The Mother Mantra
In 2013 I was asked to become a sort of herald for the “Shaman Union”, an association of Siberian hereditary shamans who are concerned about nature and aim to the transformation of the current human being into a more evolved creature, able to be truly eco-friendly, and with that substitute the therapeutic experience, which is anesthetic, with the aesthetic experience, which is ecstasy, self-transcendence and non-duality. Illness and therapy, in our desacralized society, end up being tools for the fabrication of an endless array of needs, that in turn require the constant consumption of illusory remedies. The aesthetic experience, stemming directly from nature, allows us to rise above the categories of good and evil, health and illness, life and death. It turns illness and therapy into moments of profound reawakening and creation.

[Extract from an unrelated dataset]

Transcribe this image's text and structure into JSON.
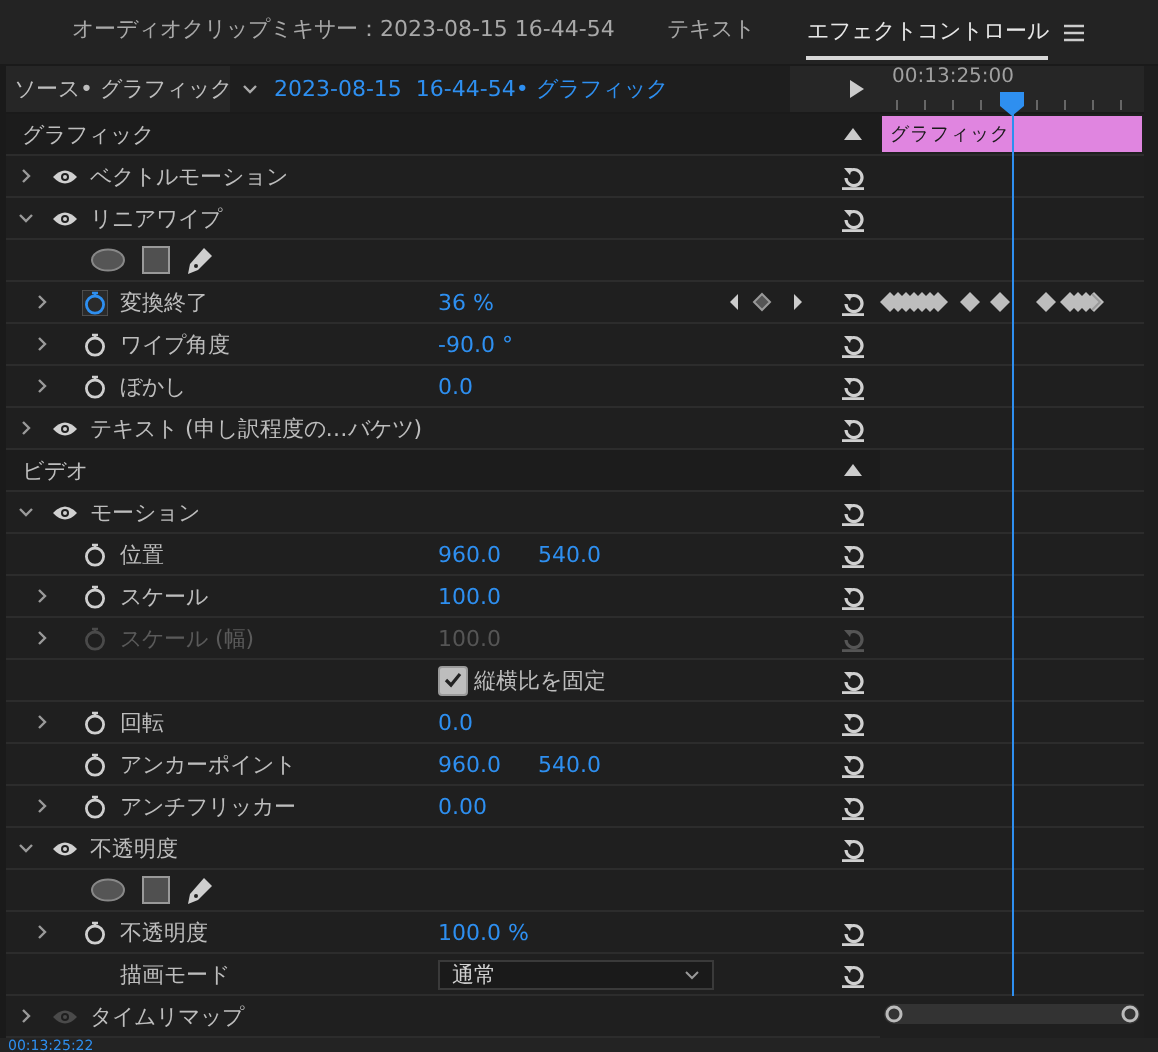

Shamanic yoga was the beginning of the greatest journey of my life, and it’s also where all my paths have come to, even that amongst Greek myths. Having been a student of James Hillman, who was father of archetypal psychology, I cannot ignore the existence of a strong Western imaginal tradition that deeply marks our culture. Ours is a Western imaginal tradition, and if we acquaint ourselves with it, we see everything much more clearly. At the end of the day, who is shaman if not a storyteller? I have been telling stories in many ways: through my books, amongst which is the Mother Mantra, that has been published in the US by Inner Traditions and which you can find here at the bookshop. This is a book that tells “stories of power”, that is, stories that carry the keys to an initiation, as well ad the healing and spiritual practices which have been transmitted in the Mother Mantra tradition – the very core of teachings of shamanic yoga.

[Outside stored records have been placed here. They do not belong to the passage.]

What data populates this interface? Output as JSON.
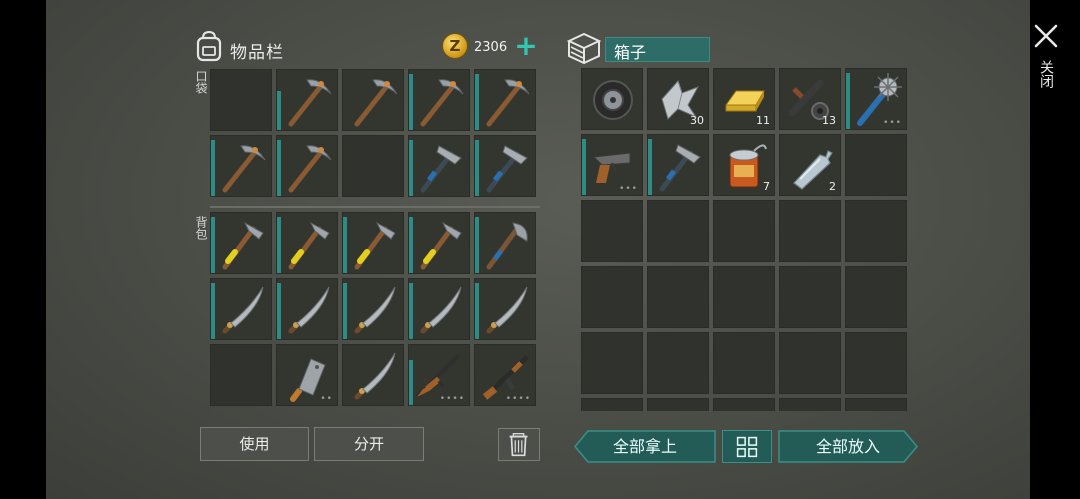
{
  "header": {
    "inventory_title": "物品栏",
    "coin_symbol": "Z",
    "coins": "2306",
    "plus_label": "+",
    "box_title": "箱子",
    "close_label": "关闭"
  },
  "sections": {
    "pocket_label": "口袋",
    "backpack_label": "背包"
  },
  "colors": {
    "accent_teal": "#2e8c86",
    "panel_bg": "#4a4c46",
    "slot_bg": "#33362f"
  },
  "pocket_slots": [
    {
      "item": "empty"
    },
    {
      "item": "pickaxe",
      "icon": "pickaxe-icon",
      "durability": 0.7
    },
    {
      "item": "pickaxe",
      "icon": "pickaxe-icon",
      "durability": 0
    },
    {
      "item": "pickaxe",
      "icon": "pickaxe-icon",
      "durability": 1
    },
    {
      "item": "pickaxe",
      "icon": "pickaxe-icon",
      "durability": 1
    },
    {
      "item": "pickaxe",
      "icon": "pickaxe-icon",
      "durability": 1
    },
    {
      "item": "pickaxe",
      "icon": "pickaxe-icon",
      "durability": 1
    },
    {
      "item": "empty"
    },
    {
      "item": "iron-pickaxe",
      "icon": "iron-pickaxe-icon",
      "durability": 1
    },
    {
      "item": "iron-pickaxe",
      "icon": "iron-pickaxe-icon",
      "durability": 1
    }
  ],
  "backpack_slots": [
    {
      "item": "hatchet",
      "icon": "hatchet-icon",
      "durability": 1
    },
    {
      "item": "hatchet",
      "icon": "hatchet-icon",
      "durability": 1
    },
    {
      "item": "hatchet",
      "icon": "hatchet-icon",
      "durability": 1
    },
    {
      "item": "hatchet",
      "icon": "hatchet-icon",
      "durability": 1
    },
    {
      "item": "iron-axe",
      "icon": "iron-axe-icon",
      "durability": 1
    },
    {
      "item": "machete",
      "icon": "machete-icon",
      "durability": 1
    },
    {
      "item": "machete",
      "icon": "machete-icon",
      "durability": 1
    },
    {
      "item": "machete",
      "icon": "machete-icon",
      "durability": 1
    },
    {
      "item": "machete",
      "icon": "machete-icon",
      "durability": 1
    },
    {
      "item": "machete",
      "icon": "machete-icon",
      "durability": 1
    },
    {
      "item": "empty"
    },
    {
      "item": "cleaver",
      "icon": "cleaver-icon",
      "durability": 0,
      "dots": "••"
    },
    {
      "item": "machete",
      "icon": "machete-icon",
      "durability": 0
    },
    {
      "item": "rifle",
      "icon": "rifle-icon",
      "durability": 0.8,
      "dots": "••••"
    },
    {
      "item": "assault-rifle",
      "icon": "assault-rifle-icon",
      "durability": 0,
      "dots": "••••"
    }
  ],
  "box_slots": [
    {
      "item": "tire",
      "icon": "tire-icon"
    },
    {
      "item": "metal-scrap",
      "icon": "metal-scrap-icon",
      "count": "30"
    },
    {
      "item": "gold-bar",
      "icon": "gold-bar-icon",
      "count": "11"
    },
    {
      "item": "mechanical-parts",
      "icon": "parts-icon",
      "count": "13"
    },
    {
      "item": "spiked-club",
      "icon": "spiked-club-icon",
      "durability": 1,
      "dots": "•••"
    },
    {
      "item": "flare-gun",
      "icon": "flare-gun-icon",
      "durability": 1,
      "dots": "•••"
    },
    {
      "item": "iron-pickaxe",
      "icon": "iron-pickaxe-icon",
      "durability": 1
    },
    {
      "item": "canned-food",
      "icon": "canned-food-icon",
      "count": "7"
    },
    {
      "item": "water-bottle",
      "icon": "water-bottle-icon",
      "count": "2"
    },
    {
      "item": "empty"
    }
  ],
  "buttons": {
    "use": "使用",
    "split": "分开",
    "take_all": "全部拿上",
    "put_all": "全部放入"
  }
}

The bridge between East and West is, in my experience, fundamental. Even before meeting Hillman, in a life that came even earlier, I have been a Buddhist. From age 19 to age 26 I lived in Sri Lanka, in a jungle hermitage, where I have learnt to meditate and where I have met my great teacher of shamanic yoga – Michael Williams. Though Michael had a very English-sounding name, he was far British. He had been adopted by three different families and had ran away from them all within a few years. When I met him he was living with an eagle.This was my first encounter with shamanic yoga, or rather, my reunion with it, for, when I met him for the first time, Michael did not say “pleasure to meet you”, but “pleasure to meet you again”.